- [Task item]:
An exact reprint of every record below is required, with the pictures left out.

(Extracted data entries)
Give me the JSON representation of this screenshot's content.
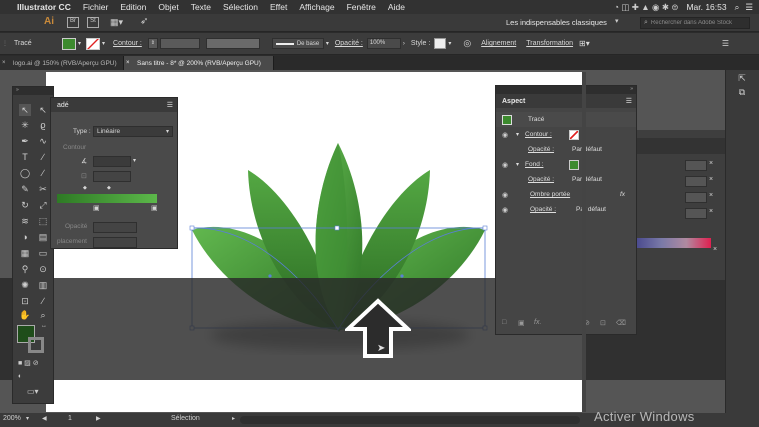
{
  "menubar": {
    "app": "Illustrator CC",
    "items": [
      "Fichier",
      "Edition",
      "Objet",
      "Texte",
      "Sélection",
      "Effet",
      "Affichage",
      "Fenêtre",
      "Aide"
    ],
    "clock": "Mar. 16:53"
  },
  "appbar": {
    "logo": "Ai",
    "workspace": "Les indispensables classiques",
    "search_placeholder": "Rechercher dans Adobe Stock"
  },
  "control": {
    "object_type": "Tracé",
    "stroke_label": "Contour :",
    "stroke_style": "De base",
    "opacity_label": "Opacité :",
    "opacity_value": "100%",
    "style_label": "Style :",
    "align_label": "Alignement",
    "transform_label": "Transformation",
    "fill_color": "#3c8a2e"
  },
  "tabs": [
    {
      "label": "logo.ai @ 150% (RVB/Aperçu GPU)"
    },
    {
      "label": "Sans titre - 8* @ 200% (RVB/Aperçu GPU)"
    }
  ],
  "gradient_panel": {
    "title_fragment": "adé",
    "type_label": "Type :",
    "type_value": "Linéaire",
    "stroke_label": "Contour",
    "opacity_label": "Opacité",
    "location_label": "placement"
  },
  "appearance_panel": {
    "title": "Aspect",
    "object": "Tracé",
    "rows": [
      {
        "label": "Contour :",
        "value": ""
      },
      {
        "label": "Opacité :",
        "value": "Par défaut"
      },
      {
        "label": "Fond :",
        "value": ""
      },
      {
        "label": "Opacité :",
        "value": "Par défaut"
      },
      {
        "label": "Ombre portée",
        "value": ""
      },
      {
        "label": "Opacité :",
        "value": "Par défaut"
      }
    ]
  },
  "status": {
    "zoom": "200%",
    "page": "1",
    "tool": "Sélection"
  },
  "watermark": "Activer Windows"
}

- [Exercise result]:
Give me the JSON representation of this screenshot's content.
{
  "menubar": {
    "app": "Illustrator CC",
    "items": [
      "Fichier",
      "Edition",
      "Objet",
      "Texte",
      "Sélection",
      "Effet",
      "Affichage",
      "Fenêtre",
      "Aide"
    ],
    "clock": "Mar. 16:53"
  },
  "appbar": {
    "logo": "Ai",
    "workspace": "Les indispensables classiques",
    "search_placeholder": "Rechercher dans Adobe Stock"
  },
  "control": {
    "object_type": "Tracé",
    "stroke_label": "Contour :",
    "stroke_style": "De base",
    "opacity_label": "Opacité :",
    "opacity_value": "100%",
    "style_label": "Style :",
    "align_label": "Alignement",
    "transform_label": "Transformation",
    "fill_color": "#3c8a2e"
  },
  "tabs": [
    {
      "label": "logo.ai @ 150% (RVB/Aperçu GPU)"
    },
    {
      "label": "Sans titre - 8* @ 200% (RVB/Aperçu GPU)"
    }
  ],
  "gradient_panel": {
    "title_fragment": "adé",
    "type_label": "Type :",
    "type_value": "Linéaire",
    "stroke_label": "Contour",
    "opacity_label": "Opacité",
    "location_label": "placement"
  },
  "appearance_panel": {
    "title": "Aspect",
    "object": "Tracé",
    "rows": [
      {
        "label": "Contour :",
        "value": ""
      },
      {
        "label": "Opacité :",
        "value": "Par défaut"
      },
      {
        "label": "Fond :",
        "value": ""
      },
      {
        "label": "Opacité :",
        "value": "Par défaut"
      },
      {
        "label": "Ombre portée",
        "value": ""
      },
      {
        "label": "Opacité :",
        "value": "Par défaut"
      }
    ]
  },
  "status": {
    "zoom": "200%",
    "page": "1",
    "tool": "Sélection"
  },
  "watermark": "Activer Windows"
}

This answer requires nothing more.